-- SOURCE MATERIAL follows --
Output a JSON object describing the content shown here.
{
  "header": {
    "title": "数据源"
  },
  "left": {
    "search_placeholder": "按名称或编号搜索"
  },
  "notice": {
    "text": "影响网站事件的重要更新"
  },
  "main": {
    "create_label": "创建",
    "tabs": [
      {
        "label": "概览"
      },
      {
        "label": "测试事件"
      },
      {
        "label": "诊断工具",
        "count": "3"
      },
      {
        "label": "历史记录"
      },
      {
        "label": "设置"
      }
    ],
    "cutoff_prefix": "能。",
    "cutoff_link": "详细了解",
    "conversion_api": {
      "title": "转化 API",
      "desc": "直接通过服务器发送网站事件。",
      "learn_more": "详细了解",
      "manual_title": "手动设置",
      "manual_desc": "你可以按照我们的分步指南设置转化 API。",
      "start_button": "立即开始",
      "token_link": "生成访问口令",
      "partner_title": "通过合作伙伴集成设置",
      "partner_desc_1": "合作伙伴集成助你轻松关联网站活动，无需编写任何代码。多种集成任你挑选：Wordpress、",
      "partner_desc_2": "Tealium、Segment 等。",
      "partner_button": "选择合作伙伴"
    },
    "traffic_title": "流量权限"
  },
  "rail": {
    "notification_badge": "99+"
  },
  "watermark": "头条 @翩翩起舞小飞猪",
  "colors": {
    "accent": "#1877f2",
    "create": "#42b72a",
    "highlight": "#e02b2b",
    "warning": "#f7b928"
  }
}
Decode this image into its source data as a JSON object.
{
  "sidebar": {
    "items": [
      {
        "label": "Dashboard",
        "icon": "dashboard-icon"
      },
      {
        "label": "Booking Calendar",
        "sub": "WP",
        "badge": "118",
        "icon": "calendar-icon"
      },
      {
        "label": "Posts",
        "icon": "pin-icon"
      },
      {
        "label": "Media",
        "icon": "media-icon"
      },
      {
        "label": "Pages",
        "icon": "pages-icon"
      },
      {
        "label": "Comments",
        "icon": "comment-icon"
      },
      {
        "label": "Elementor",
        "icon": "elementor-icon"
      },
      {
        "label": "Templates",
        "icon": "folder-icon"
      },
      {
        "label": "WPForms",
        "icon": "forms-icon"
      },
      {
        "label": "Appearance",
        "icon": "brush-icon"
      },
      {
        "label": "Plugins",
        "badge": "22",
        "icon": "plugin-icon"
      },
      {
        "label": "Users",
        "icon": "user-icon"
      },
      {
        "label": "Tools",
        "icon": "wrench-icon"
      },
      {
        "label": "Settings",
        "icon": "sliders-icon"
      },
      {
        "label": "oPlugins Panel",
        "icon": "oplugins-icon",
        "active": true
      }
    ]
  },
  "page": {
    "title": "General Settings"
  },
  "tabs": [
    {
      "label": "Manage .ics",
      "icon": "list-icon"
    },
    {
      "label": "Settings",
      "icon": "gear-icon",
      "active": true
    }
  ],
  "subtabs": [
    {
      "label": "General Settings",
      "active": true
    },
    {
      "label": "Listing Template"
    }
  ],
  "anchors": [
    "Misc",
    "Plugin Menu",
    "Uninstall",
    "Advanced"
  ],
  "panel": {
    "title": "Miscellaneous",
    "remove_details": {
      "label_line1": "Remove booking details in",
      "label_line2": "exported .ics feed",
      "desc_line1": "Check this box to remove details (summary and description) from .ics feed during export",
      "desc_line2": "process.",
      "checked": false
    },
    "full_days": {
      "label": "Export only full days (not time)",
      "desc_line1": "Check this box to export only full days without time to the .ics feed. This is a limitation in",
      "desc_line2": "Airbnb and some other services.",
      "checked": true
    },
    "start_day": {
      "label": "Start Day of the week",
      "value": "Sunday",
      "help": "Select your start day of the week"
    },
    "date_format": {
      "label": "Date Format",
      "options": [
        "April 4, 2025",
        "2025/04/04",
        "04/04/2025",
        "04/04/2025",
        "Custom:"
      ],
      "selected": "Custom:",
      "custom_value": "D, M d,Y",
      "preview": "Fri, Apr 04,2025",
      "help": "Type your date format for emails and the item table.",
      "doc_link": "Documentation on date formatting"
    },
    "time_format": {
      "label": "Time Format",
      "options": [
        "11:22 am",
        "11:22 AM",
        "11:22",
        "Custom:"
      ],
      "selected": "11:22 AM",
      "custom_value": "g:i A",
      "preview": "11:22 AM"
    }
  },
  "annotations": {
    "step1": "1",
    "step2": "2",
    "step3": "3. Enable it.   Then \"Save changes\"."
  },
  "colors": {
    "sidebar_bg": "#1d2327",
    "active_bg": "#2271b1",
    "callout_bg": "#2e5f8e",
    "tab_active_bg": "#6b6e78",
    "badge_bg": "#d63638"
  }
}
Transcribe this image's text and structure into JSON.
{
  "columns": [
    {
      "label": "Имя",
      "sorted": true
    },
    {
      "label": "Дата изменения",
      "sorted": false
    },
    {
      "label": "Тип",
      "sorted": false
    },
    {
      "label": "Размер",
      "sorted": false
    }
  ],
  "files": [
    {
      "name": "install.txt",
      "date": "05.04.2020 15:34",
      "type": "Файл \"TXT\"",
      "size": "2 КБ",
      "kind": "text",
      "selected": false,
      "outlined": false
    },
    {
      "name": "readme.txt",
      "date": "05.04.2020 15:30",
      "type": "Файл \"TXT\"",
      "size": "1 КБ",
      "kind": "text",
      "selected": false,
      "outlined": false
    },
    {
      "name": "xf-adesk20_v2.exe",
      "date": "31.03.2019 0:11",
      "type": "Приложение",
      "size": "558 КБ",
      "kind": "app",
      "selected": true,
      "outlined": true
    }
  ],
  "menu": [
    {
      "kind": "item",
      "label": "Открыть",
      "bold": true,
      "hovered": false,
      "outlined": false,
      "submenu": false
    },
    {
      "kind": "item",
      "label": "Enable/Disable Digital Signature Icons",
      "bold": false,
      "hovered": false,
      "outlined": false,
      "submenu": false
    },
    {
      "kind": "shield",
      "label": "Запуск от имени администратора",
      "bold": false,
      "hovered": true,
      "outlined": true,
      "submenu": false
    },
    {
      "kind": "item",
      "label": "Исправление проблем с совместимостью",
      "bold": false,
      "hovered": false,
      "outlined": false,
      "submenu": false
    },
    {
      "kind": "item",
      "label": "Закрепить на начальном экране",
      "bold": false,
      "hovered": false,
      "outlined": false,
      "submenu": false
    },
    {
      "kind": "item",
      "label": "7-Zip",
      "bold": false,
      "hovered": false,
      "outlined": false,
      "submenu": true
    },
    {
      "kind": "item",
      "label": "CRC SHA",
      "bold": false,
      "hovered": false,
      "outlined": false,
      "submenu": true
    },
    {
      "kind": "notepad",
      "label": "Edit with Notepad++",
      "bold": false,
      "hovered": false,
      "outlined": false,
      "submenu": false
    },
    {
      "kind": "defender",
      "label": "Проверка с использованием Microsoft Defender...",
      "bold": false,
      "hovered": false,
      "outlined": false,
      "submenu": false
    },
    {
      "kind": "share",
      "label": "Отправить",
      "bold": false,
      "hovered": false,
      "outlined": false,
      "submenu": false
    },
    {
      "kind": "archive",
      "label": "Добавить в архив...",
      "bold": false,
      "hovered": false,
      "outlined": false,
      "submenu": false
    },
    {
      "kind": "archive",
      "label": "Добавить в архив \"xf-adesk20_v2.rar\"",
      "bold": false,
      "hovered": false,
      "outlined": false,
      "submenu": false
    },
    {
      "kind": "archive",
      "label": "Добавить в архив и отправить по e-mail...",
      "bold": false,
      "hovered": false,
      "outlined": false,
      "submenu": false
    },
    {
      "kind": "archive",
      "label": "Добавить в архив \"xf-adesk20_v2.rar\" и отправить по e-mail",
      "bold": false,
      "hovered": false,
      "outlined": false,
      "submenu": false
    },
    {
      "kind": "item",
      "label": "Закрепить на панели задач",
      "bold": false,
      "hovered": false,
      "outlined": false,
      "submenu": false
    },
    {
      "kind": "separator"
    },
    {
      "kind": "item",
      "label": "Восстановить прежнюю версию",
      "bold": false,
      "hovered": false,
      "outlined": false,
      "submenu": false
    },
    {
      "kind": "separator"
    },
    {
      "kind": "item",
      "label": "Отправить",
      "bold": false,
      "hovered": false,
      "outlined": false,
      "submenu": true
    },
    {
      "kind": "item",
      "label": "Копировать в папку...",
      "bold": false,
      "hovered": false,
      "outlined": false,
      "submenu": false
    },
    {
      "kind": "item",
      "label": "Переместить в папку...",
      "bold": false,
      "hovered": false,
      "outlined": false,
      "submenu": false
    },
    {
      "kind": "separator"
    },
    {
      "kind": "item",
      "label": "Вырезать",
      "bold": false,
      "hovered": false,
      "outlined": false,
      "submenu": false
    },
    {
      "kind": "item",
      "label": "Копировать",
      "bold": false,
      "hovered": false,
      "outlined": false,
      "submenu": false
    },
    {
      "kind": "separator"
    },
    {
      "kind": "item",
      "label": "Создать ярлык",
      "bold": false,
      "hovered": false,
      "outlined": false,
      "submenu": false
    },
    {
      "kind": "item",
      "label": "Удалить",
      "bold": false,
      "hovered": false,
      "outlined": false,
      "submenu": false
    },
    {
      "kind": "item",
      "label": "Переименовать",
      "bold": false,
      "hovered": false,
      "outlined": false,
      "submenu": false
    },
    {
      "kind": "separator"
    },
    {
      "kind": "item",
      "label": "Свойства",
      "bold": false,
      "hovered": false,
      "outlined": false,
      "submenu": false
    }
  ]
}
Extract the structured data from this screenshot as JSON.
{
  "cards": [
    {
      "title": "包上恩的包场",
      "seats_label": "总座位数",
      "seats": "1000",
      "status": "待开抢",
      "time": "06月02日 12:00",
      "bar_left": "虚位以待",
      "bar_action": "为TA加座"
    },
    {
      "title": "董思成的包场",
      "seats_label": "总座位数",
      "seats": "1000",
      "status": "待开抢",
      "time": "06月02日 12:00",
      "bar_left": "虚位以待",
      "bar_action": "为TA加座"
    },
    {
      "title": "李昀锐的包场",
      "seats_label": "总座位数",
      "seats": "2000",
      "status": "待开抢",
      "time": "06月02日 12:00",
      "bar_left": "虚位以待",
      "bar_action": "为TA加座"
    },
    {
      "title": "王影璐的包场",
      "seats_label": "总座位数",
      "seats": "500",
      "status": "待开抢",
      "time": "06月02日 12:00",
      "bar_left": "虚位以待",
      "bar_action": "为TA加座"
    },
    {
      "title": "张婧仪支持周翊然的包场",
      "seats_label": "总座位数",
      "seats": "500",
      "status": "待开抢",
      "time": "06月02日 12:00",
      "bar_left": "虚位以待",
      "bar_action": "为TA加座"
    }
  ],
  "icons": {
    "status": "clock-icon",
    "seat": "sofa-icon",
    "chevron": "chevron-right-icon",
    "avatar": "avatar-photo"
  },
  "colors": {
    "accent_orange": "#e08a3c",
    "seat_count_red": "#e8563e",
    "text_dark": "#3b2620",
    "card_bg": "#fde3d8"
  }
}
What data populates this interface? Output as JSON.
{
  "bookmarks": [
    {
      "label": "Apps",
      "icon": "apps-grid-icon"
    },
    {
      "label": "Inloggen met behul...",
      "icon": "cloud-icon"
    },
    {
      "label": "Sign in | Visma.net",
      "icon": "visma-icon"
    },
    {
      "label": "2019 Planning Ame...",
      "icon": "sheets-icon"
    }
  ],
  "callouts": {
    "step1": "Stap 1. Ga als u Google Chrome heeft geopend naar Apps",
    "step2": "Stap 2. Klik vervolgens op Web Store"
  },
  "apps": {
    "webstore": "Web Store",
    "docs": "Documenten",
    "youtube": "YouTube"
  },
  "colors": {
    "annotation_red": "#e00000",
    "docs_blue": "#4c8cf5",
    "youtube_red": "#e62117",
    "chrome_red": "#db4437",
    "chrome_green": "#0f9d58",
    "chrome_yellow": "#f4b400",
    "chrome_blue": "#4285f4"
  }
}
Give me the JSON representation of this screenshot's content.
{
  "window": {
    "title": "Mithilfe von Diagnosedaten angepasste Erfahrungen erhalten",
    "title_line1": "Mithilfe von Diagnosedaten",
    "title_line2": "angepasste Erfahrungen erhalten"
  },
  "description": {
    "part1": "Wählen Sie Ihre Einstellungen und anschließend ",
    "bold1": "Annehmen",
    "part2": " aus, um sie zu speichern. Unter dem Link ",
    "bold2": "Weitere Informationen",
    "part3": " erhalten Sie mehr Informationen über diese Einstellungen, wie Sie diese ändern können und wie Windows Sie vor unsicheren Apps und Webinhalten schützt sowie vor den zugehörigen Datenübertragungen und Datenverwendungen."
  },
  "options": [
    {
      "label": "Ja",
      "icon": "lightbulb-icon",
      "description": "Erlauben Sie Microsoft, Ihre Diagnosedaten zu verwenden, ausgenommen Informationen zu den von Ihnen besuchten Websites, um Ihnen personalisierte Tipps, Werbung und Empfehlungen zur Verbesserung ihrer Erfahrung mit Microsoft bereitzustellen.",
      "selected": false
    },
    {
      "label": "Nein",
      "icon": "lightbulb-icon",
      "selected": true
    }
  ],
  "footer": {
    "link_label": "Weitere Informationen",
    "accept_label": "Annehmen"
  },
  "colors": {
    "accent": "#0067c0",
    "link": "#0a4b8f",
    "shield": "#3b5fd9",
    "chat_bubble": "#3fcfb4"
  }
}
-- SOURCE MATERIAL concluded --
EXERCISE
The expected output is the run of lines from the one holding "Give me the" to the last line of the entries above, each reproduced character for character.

EXPECTED ANSWER
Give me the JSON representation of this screenshot's content.
{
  "window": {
    "title": "Mithilfe von Diagnosedaten angepasste Erfahrungen erhalten",
    "title_line1": "Mithilfe von Diagnosedaten",
    "title_line2": "angepasste Erfahrungen erhalten"
  },
  "description": {
    "part1": "Wählen Sie Ihre Einstellungen und anschließend ",
    "bold1": "Annehmen",
    "part2": " aus, um sie zu speichern. Unter dem Link ",
    "bold2": "Weitere Informationen",
    "part3": " erhalten Sie mehr Informationen über diese Einstellungen, wie Sie diese ändern können und wie Windows Sie vor unsicheren Apps und Webinhalten schützt sowie vor den zugehörigen Datenübertragungen und Datenverwendungen."
  },
  "options": [
    {
      "label": "Ja",
      "icon": "lightbulb-icon",
      "description": "Erlauben Sie Microsoft, Ihre Diagnosedaten zu verwenden, ausgenommen Informationen zu den von Ihnen besuchten Websites, um Ihnen personalisierte Tipps, Werbung und Empfehlungen zur Verbesserung ihrer Erfahrung mit Microsoft bereitzustellen.",
      "selected": false
    },
    {
      "label": "Nein",
      "icon": "lightbulb-icon",
      "selected": true
    }
  ],
  "footer": {
    "link_label": "Weitere Informationen",
    "accept_label": "Annehmen"
  },
  "colors": {
    "accent": "#0067c0",
    "link": "#0a4b8f",
    "shield": "#3b5fd9",
    "chat_bubble": "#3fcfb4"
  }
}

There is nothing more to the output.